### Problem statement
In the entries below, every line that contains "link" must be located and copied.

### Record extracts
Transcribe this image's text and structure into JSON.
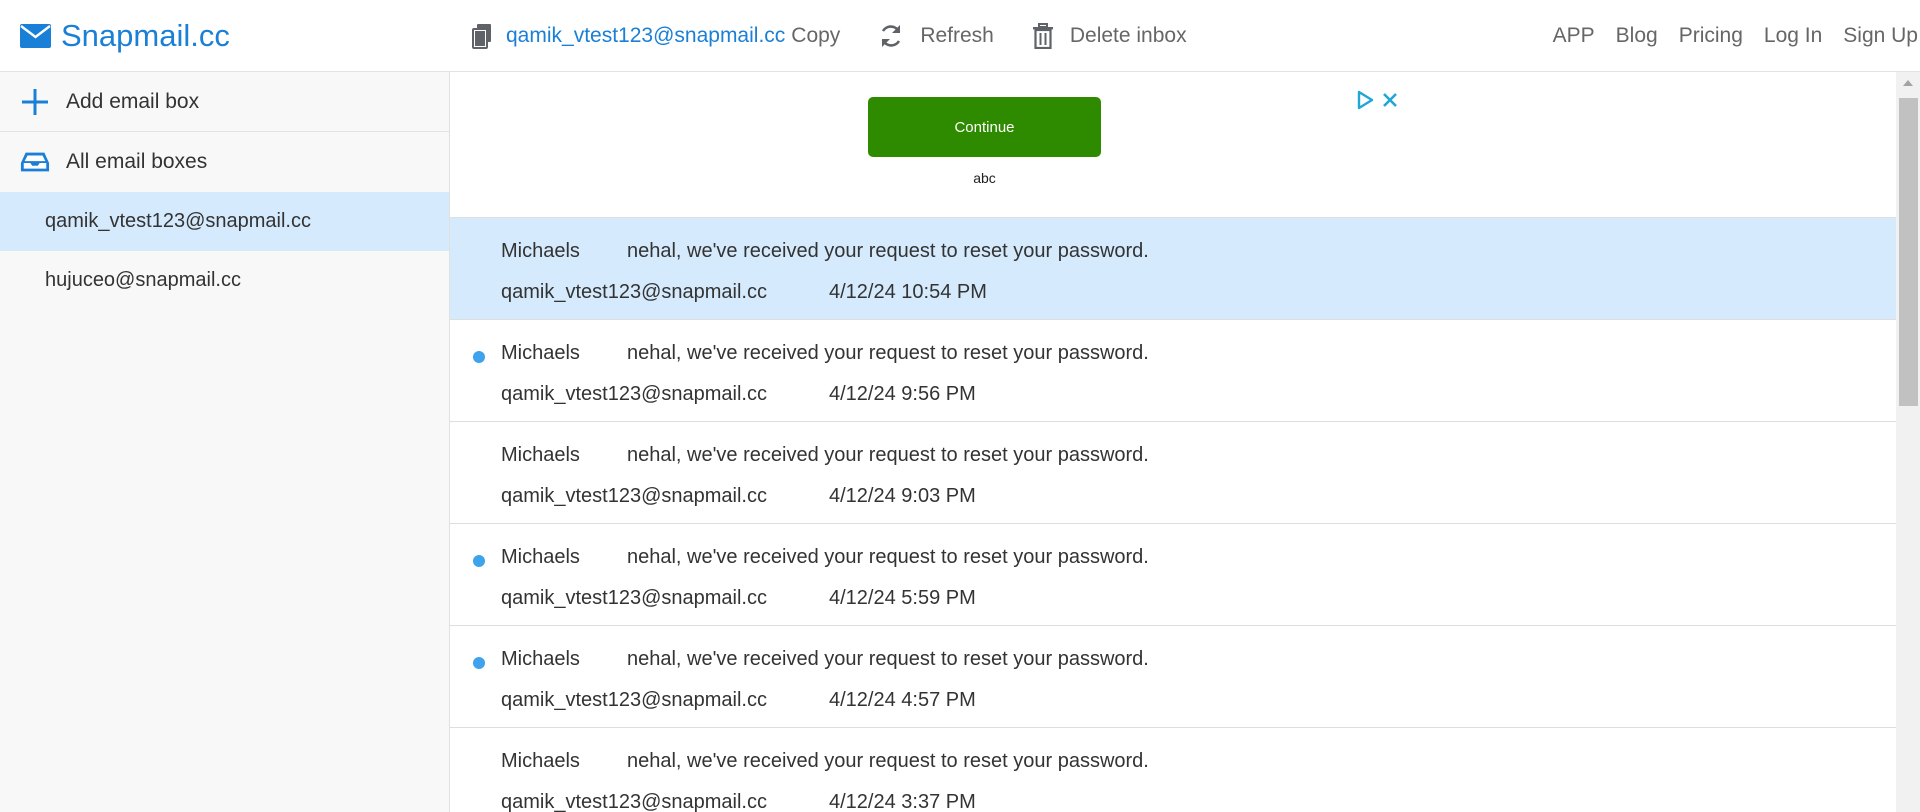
{
  "brand": {
    "name": "Snapmail.cc",
    "color": "#1a7fd6"
  },
  "toolbar": {
    "current_address": "qamik_vtest123@snapmail.cc",
    "copy_label": "Copy",
    "refresh_label": "Refresh",
    "delete_label": "Delete inbox"
  },
  "nav": {
    "items": [
      "APP",
      "Blog",
      "Pricing",
      "Log In",
      "Sign Up"
    ]
  },
  "sidebar": {
    "add_label": "Add email box",
    "all_label": "All email boxes",
    "boxes": [
      {
        "address": "qamik_vtest123@snapmail.cc",
        "selected": true
      },
      {
        "address": "hujuceo@snapmail.cc",
        "selected": false
      }
    ]
  },
  "ad": {
    "button_label": "Continue",
    "caption": "abc",
    "button_color": "#2e8b00"
  },
  "emails": [
    {
      "sender": "Michaels",
      "subject": "nehal, we've received your request to reset your password.",
      "recipient": "qamik_vtest123@snapmail.cc",
      "date": "4/12/24 10:54 PM",
      "unread": false,
      "selected": true
    },
    {
      "sender": "Michaels",
      "subject": "nehal, we've received your request to reset your password.",
      "recipient": "qamik_vtest123@snapmail.cc",
      "date": "4/12/24 9:56 PM",
      "unread": true,
      "selected": false
    },
    {
      "sender": "Michaels",
      "subject": "nehal, we've received your request to reset your password.",
      "recipient": "qamik_vtest123@snapmail.cc",
      "date": "4/12/24 9:03 PM",
      "unread": false,
      "selected": false
    },
    {
      "sender": "Michaels",
      "subject": "nehal, we've received your request to reset your password.",
      "recipient": "qamik_vtest123@snapmail.cc",
      "date": "4/12/24 5:59 PM",
      "unread": true,
      "selected": false
    },
    {
      "sender": "Michaels",
      "subject": "nehal, we've received your request to reset your password.",
      "recipient": "qamik_vtest123@snapmail.cc",
      "date": "4/12/24 4:57 PM",
      "unread": true,
      "selected": false
    },
    {
      "sender": "Michaels",
      "subject": "nehal, we've received your request to reset your password.",
      "recipient": "qamik_vtest123@snapmail.cc",
      "date": "4/12/24 3:37 PM",
      "unread": false,
      "selected": false
    }
  ],
  "colors": {
    "accent": "#1a7fd6",
    "selected_row": "#d5eafc",
    "unread_dot": "#3ea2ec"
  },
  "icons": {
    "brand": "envelope-icon",
    "copy": "copy-icon",
    "refresh": "refresh-icon",
    "delete": "trash-icon",
    "add": "plus-icon",
    "all": "inbox-icon",
    "ad_play": "ad-choices-icon",
    "ad_close": "close-icon"
  }
}
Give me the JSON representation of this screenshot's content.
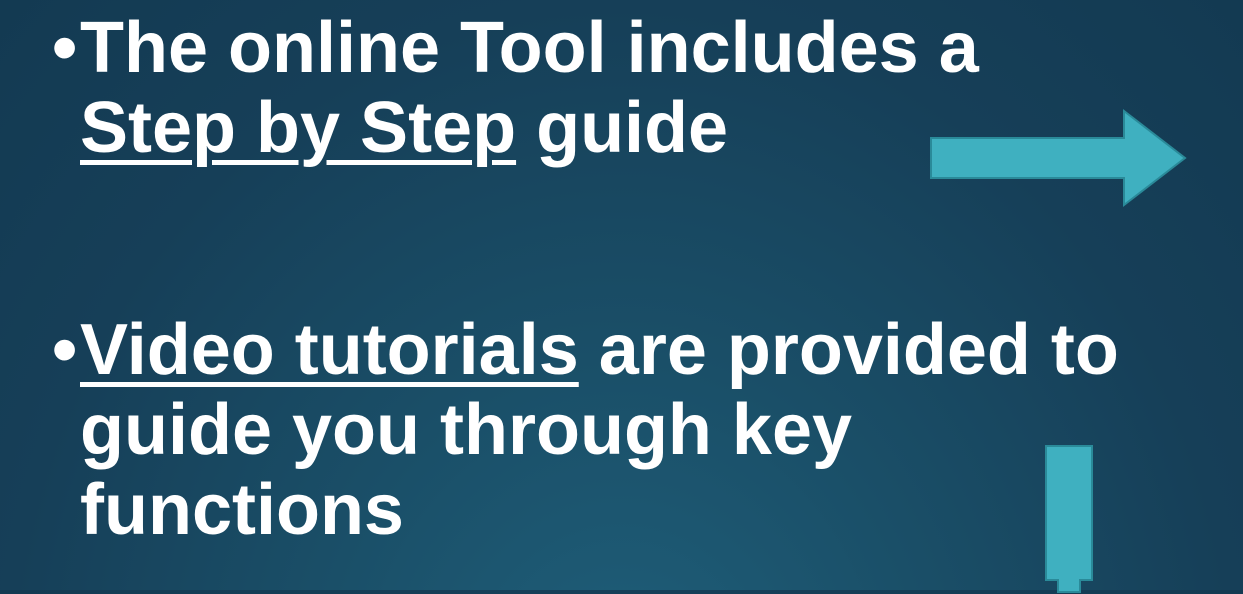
{
  "bullets": [
    {
      "lines": [
        {
          "plain": "The online Tool includes a"
        },
        {
          "link": "Step by Step",
          "after": " guide"
        }
      ]
    },
    {
      "lines": [
        {
          "link": "Video tutorials",
          "after": " are provided to"
        },
        {
          "plain": "guide you through key"
        },
        {
          "plain": "functions"
        }
      ]
    }
  ],
  "bullet_symbol": "•",
  "colors": {
    "background": "#163f58",
    "text": "#ffffff",
    "arrow_fill": "#3fb0c0",
    "arrow_stroke": "#2a8a99"
  },
  "icons": {
    "right_arrow": "arrow-right-icon",
    "down_arrow": "arrow-down-icon"
  }
}
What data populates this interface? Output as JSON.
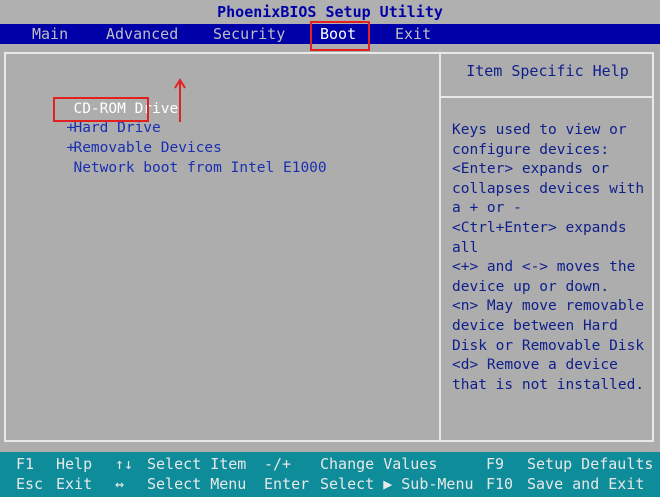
{
  "title": "PhoenixBIOS Setup Utility",
  "menu": [
    {
      "label": "Main"
    },
    {
      "label": "Advanced"
    },
    {
      "label": "Security"
    },
    {
      "label": "Boot"
    },
    {
      "label": "Exit"
    }
  ],
  "active_menu": "Boot",
  "boot_list": [
    {
      "prefix": "",
      "label": "CD-ROM Drive"
    },
    {
      "prefix": "+",
      "label": "Hard Drive"
    },
    {
      "prefix": "+",
      "label": "Removable Devices"
    },
    {
      "prefix": "",
      "label": "Network boot from Intel E1000"
    }
  ],
  "help": {
    "title": "Item Specific Help",
    "text": "Keys used to view or\nconfigure devices:\n<Enter> expands or\ncollapses devices with\na + or -\n<Ctrl+Enter> expands\nall\n<+> and <-> moves the\ndevice up or down.\n<n> May move removable\ndevice between Hard\nDisk or Removable Disk\n<d> Remove a device\nthat is not installed."
  },
  "keys": {
    "f1": "F1",
    "help": "Help",
    "updown": "↑↓",
    "select_item": "Select Item",
    "minus_plus": "-/+",
    "change_values": "Change Values",
    "f9": "F9",
    "setup_defaults": "Setup Defaults",
    "esc": "Esc",
    "exit": "Exit",
    "leftright": "↔",
    "select_menu": "Select Menu",
    "enter": "Enter",
    "select_submenu": "Select ▶ Sub-Menu",
    "f10": "F10",
    "save_exit": "Save and Exit"
  },
  "colors": {
    "menubar": "#0000a8",
    "background": "#adadad",
    "statusbar": "#0e8c9a",
    "annotation": "#e32020"
  }
}
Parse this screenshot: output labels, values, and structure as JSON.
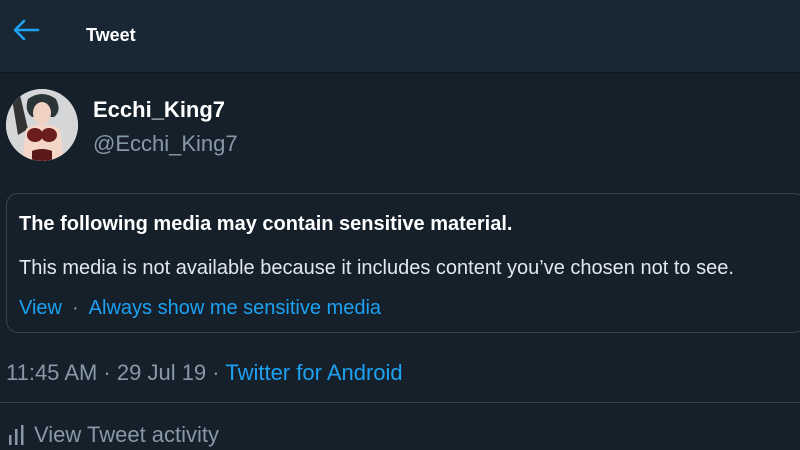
{
  "header": {
    "title": "Tweet",
    "back_icon": "arrow-left-icon"
  },
  "author": {
    "display_name": "Ecchi_King7",
    "handle": "@Ecchi_King7"
  },
  "sensitive_notice": {
    "title": "The following media may contain sensitive material.",
    "body": "This media is not available because it includes content you’ve chosen not to see.",
    "view_label": "View",
    "separator": "·",
    "always_show_label": "Always show me sensitive media"
  },
  "meta": {
    "timestamp": "11:45 AM · 29 Jul 19",
    "separator": "·",
    "source": "Twitter for Android"
  },
  "activity": {
    "label": "View Tweet activity",
    "icon": "bar-chart-icon"
  },
  "colors": {
    "background": "#15202b",
    "header": "#192734",
    "accent": "#1da1f2",
    "secondary_text": "#8899a6",
    "border": "#38444d"
  }
}
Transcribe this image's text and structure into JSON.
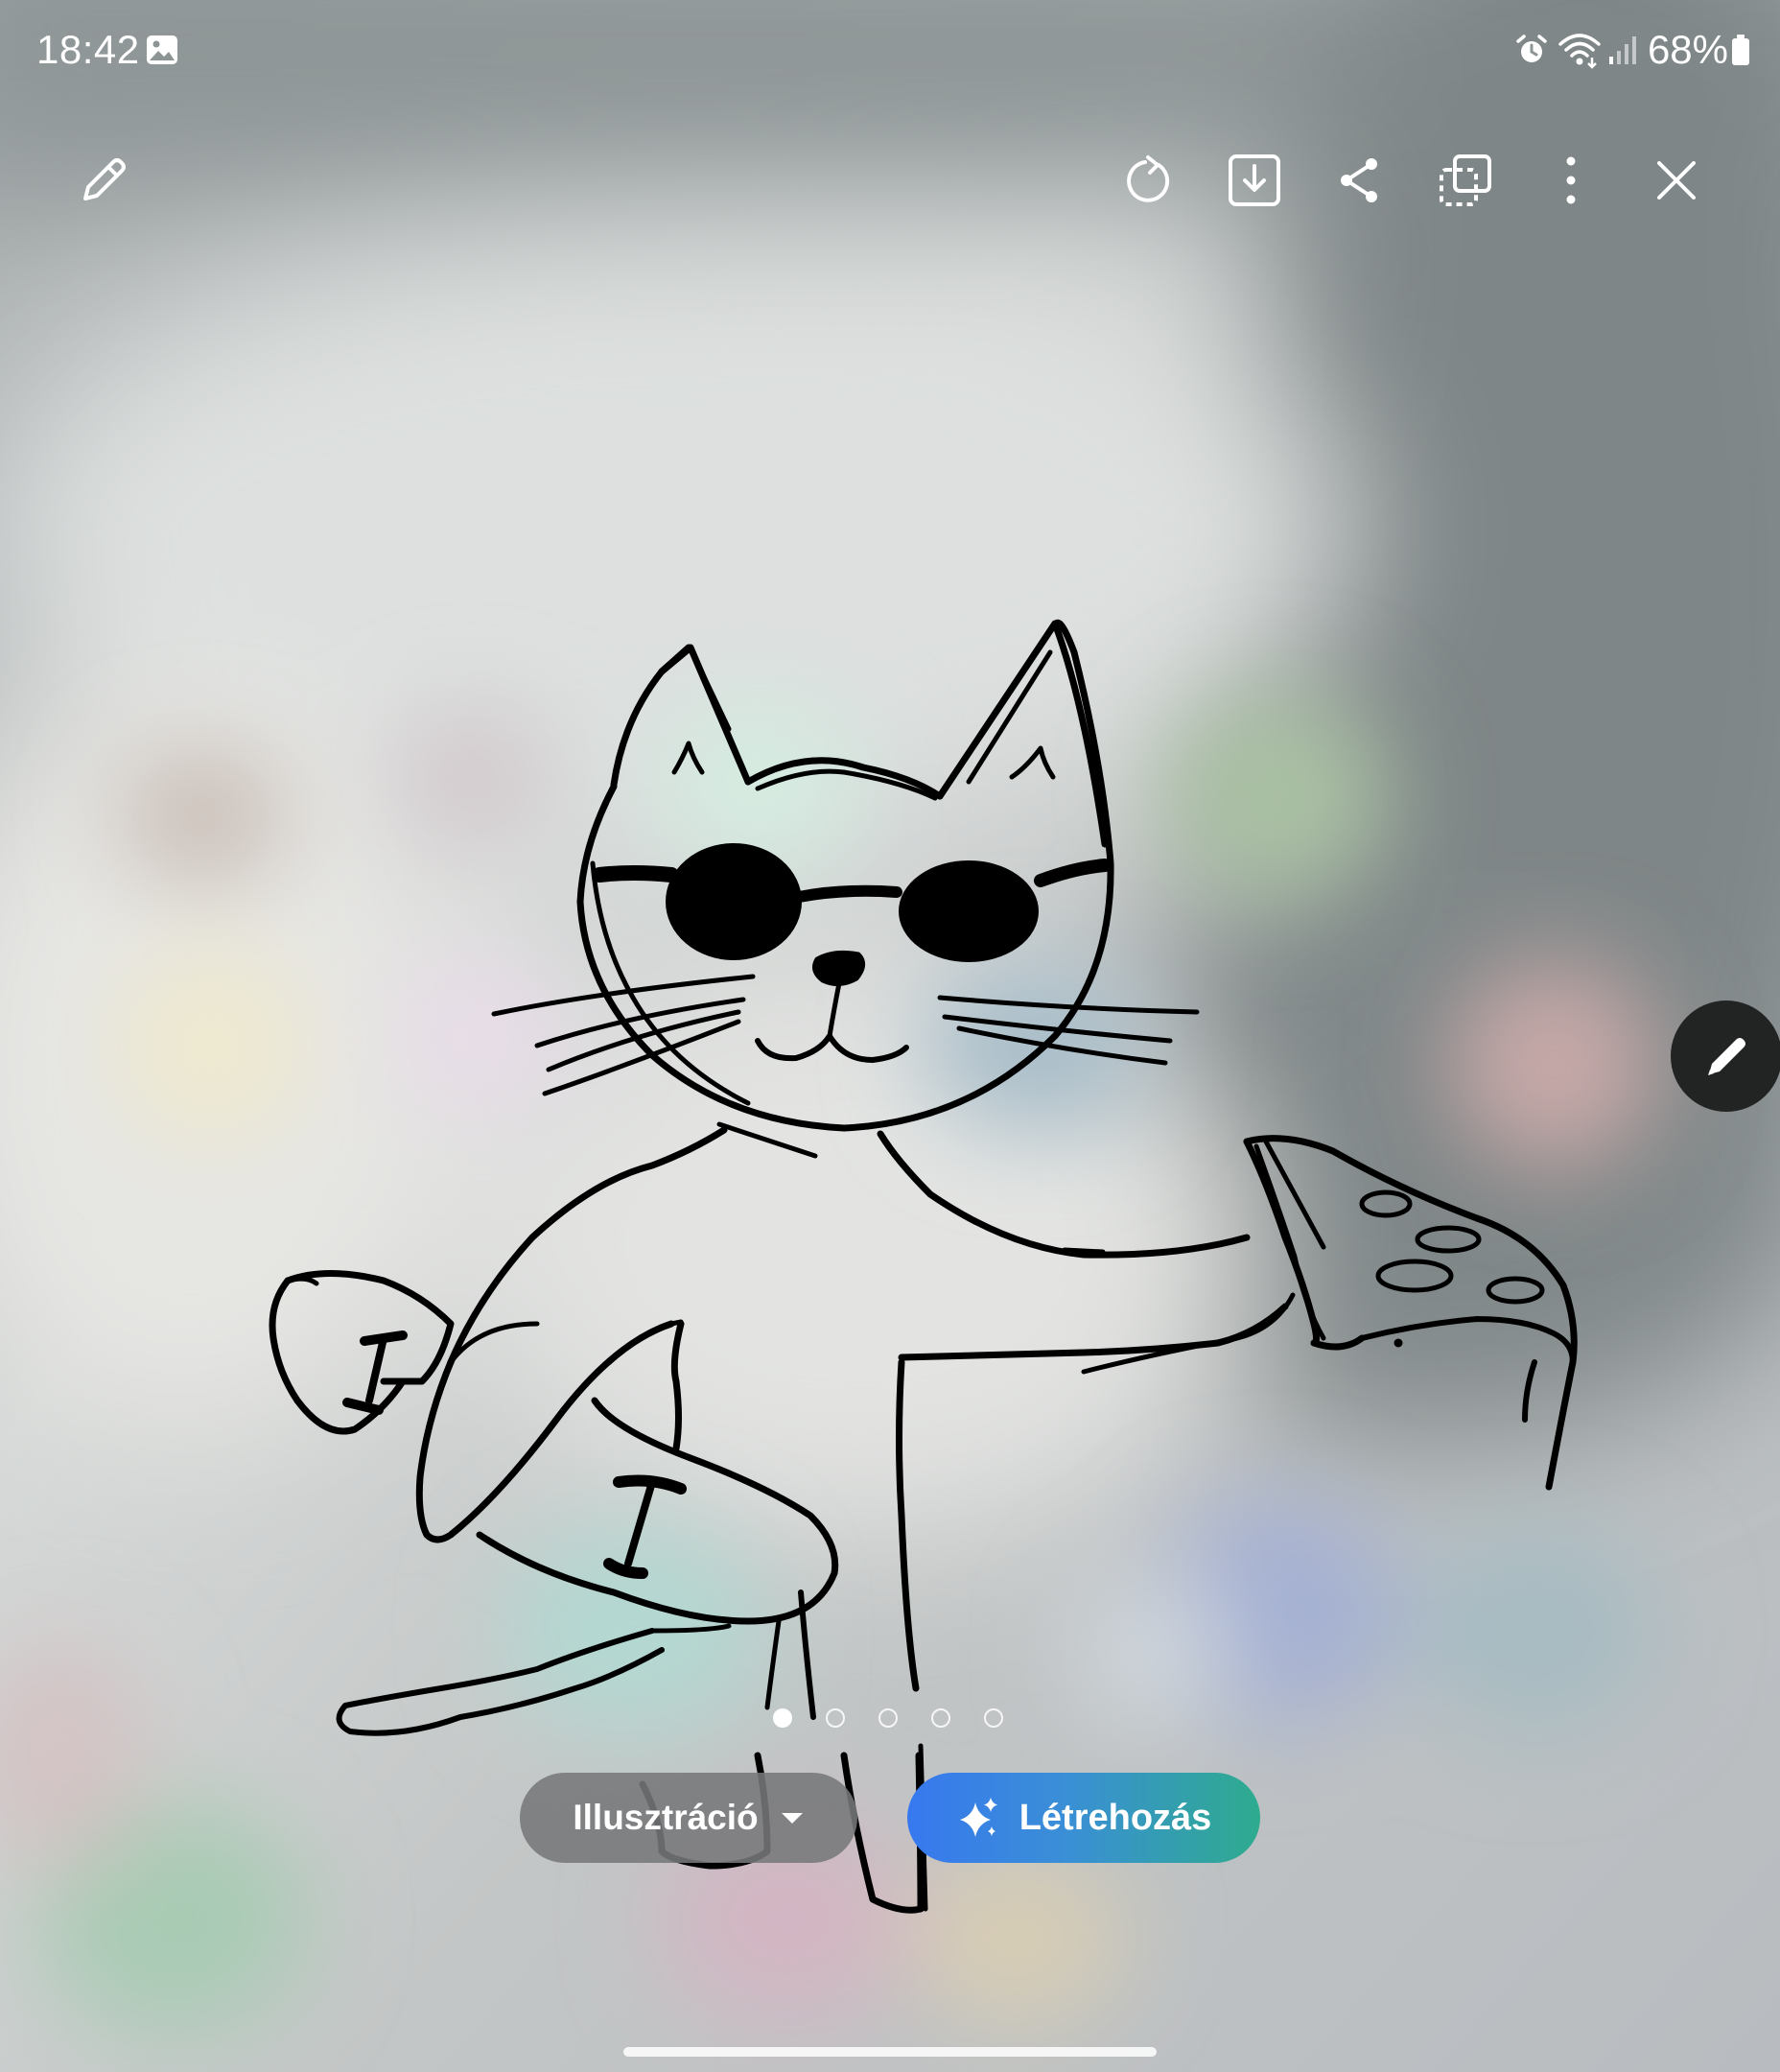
{
  "status_bar": {
    "time": "18:42",
    "battery_percent": "68%",
    "icons": [
      "gallery-icon",
      "alarm-icon",
      "wifi-icon",
      "signal-icon",
      "battery-icon"
    ]
  },
  "toolbar": {
    "left": [
      "pencil-icon"
    ],
    "right": [
      "redo-icon",
      "save-icon",
      "share-icon",
      "copy-icon",
      "more-icon",
      "close-icon"
    ]
  },
  "canvas": {
    "subject": "cat sketch with sunglasses, skateboard and pizza slice",
    "stroke_color": "#000000"
  },
  "pager": {
    "total": 5,
    "current": 1
  },
  "bottom_bar": {
    "style_label": "Illusztráció",
    "create_label": "Létrehozás"
  },
  "colors": {
    "create_gradient_start": "#3778ef",
    "create_gradient_end": "#2eab8e",
    "fab_background": "#222323"
  }
}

### The completed task
          "link": "Step by Step",
          "link": "Video tutorials",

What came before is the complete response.